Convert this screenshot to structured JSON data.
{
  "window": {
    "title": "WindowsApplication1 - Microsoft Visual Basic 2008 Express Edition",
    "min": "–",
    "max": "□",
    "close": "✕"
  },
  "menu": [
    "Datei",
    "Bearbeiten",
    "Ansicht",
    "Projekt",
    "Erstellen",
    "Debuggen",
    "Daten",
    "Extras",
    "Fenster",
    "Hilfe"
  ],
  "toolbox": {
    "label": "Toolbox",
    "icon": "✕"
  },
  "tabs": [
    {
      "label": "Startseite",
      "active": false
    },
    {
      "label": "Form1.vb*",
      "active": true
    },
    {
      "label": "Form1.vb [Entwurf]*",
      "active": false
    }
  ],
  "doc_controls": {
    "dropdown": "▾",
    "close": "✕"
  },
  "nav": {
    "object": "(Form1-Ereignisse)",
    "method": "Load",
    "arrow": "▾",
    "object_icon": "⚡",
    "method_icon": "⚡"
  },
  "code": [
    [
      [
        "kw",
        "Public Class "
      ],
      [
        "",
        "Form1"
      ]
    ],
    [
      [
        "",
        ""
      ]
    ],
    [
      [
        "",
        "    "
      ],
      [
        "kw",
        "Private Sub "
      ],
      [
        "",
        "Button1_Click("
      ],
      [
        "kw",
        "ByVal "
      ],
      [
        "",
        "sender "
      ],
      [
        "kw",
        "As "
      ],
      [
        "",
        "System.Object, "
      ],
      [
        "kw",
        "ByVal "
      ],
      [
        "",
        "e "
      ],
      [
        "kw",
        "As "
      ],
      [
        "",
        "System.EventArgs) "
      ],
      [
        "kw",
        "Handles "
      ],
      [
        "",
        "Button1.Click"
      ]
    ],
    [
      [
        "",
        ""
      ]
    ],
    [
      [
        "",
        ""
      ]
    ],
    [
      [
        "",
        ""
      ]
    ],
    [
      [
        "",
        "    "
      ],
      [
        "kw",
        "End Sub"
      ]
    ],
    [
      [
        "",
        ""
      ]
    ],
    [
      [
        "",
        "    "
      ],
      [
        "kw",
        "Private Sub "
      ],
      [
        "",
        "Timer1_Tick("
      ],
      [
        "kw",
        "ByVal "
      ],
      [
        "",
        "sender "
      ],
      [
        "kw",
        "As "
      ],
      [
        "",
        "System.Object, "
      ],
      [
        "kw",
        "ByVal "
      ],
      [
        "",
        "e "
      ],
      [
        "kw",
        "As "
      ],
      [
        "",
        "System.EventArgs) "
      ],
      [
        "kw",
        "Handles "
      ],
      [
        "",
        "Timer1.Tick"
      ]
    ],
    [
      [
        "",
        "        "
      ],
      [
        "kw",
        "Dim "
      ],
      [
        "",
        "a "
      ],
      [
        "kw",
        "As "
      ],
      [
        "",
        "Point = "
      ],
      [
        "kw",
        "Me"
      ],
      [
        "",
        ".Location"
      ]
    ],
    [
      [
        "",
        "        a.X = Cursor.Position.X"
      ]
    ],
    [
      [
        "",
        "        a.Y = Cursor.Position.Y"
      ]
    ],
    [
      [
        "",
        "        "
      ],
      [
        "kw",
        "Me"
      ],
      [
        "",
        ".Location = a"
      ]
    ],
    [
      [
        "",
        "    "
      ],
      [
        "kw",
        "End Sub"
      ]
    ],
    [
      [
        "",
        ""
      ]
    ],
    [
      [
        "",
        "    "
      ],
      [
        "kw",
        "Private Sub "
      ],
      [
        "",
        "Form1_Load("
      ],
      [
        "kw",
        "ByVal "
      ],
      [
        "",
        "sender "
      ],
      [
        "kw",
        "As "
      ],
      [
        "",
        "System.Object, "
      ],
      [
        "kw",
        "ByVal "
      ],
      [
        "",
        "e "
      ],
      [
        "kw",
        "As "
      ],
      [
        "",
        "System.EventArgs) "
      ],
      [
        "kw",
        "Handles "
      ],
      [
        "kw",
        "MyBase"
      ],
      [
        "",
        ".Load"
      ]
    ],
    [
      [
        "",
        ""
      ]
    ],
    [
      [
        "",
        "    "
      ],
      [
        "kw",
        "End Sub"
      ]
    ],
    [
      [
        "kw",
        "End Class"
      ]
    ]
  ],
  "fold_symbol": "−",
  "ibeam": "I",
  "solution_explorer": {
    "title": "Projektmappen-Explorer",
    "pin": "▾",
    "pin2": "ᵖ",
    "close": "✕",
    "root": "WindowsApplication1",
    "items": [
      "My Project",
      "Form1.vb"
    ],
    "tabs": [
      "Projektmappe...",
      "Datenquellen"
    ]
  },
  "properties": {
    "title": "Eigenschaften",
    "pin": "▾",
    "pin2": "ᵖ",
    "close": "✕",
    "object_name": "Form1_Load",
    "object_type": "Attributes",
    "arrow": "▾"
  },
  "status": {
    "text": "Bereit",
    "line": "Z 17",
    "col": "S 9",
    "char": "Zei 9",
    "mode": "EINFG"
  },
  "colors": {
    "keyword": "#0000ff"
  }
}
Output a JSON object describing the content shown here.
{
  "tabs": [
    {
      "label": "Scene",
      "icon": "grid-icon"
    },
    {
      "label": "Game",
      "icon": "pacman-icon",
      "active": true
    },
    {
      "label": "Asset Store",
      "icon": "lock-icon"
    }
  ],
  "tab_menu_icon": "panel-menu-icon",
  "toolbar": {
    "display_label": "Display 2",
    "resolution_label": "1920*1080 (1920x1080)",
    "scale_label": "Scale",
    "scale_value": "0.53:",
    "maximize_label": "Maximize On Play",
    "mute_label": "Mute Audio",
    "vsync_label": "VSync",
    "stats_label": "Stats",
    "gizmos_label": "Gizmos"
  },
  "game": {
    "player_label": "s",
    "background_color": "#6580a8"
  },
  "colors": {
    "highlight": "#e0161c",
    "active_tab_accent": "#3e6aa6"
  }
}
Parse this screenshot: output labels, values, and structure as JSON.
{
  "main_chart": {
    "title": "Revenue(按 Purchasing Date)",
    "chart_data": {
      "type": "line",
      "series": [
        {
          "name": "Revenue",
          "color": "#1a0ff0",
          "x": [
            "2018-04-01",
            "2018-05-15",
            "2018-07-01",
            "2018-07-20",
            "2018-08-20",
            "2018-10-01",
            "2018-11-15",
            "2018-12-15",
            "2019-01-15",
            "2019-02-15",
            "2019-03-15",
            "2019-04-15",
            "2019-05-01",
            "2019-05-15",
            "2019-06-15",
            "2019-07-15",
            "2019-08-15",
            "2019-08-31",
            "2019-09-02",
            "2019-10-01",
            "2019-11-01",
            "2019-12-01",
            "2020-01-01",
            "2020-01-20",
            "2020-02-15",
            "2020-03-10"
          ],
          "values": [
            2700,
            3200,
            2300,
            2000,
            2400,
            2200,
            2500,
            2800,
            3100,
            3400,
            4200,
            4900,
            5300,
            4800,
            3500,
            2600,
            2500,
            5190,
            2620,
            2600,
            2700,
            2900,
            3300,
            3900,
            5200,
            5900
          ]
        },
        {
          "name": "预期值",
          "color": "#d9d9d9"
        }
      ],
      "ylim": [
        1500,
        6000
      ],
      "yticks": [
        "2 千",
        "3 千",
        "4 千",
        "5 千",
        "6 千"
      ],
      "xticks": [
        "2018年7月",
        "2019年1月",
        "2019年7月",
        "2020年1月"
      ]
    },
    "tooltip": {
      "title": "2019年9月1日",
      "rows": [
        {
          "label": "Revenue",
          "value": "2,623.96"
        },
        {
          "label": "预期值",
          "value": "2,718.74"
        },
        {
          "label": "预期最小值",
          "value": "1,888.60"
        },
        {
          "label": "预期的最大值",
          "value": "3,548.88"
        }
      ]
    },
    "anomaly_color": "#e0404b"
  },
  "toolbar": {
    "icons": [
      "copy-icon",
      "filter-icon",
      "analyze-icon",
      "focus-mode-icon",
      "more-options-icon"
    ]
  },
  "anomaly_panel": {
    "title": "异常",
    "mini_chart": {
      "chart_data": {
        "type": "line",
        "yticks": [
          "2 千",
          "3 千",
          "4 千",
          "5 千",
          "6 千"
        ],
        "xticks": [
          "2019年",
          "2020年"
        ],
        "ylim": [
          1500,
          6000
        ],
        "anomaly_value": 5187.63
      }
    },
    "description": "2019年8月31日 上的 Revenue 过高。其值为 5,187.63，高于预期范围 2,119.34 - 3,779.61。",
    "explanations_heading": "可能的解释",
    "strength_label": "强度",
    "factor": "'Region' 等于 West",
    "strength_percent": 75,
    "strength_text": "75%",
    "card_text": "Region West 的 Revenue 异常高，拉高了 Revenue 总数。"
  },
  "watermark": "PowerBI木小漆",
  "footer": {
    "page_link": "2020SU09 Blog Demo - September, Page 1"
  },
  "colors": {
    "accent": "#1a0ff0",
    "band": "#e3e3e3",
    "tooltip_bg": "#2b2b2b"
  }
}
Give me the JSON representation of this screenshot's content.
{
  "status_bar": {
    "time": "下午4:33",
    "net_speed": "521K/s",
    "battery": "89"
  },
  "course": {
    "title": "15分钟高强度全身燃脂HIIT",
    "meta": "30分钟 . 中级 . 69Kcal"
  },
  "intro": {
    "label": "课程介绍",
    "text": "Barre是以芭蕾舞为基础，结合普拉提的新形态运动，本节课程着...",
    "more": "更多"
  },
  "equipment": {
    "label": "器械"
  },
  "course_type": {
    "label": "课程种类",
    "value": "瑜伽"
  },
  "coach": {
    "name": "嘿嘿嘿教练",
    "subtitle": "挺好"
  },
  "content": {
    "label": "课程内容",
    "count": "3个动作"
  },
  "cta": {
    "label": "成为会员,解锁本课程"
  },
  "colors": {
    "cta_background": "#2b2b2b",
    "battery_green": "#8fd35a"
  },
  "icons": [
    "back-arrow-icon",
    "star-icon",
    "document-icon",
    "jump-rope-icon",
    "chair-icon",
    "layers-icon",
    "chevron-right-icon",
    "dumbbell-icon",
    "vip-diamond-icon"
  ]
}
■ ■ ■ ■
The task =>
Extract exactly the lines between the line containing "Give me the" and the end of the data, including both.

Response =>
Give me the JSON representation of this screenshot's content.
{
  "status_bar": {
    "time": "下午4:33",
    "net_speed": "521K/s",
    "battery": "89"
  },
  "course": {
    "title": "15分钟高强度全身燃脂HIIT",
    "meta": "30分钟 . 中级 . 69Kcal"
  },
  "intro": {
    "label": "课程介绍",
    "text": "Barre是以芭蕾舞为基础，结合普拉提的新形态运动，本节课程着...",
    "more": "更多"
  },
  "equipment": {
    "label": "器械"
  },
  "course_type": {
    "label": "课程种类",
    "value": "瑜伽"
  },
  "coach": {
    "name": "嘿嘿嘿教练",
    "subtitle": "挺好"
  },
  "content": {
    "label": "课程内容",
    "count": "3个动作"
  },
  "cta": {
    "label": "成为会员,解锁本课程"
  },
  "colors": {
    "cta_background": "#2b2b2b",
    "battery_green": "#8fd35a"
  },
  "icons": [
    "back-arrow-icon",
    "star-icon",
    "document-icon",
    "jump-rope-icon",
    "chair-icon",
    "layers-icon",
    "chevron-right-icon",
    "dumbbell-icon",
    "vip-diamond-icon"
  ]
}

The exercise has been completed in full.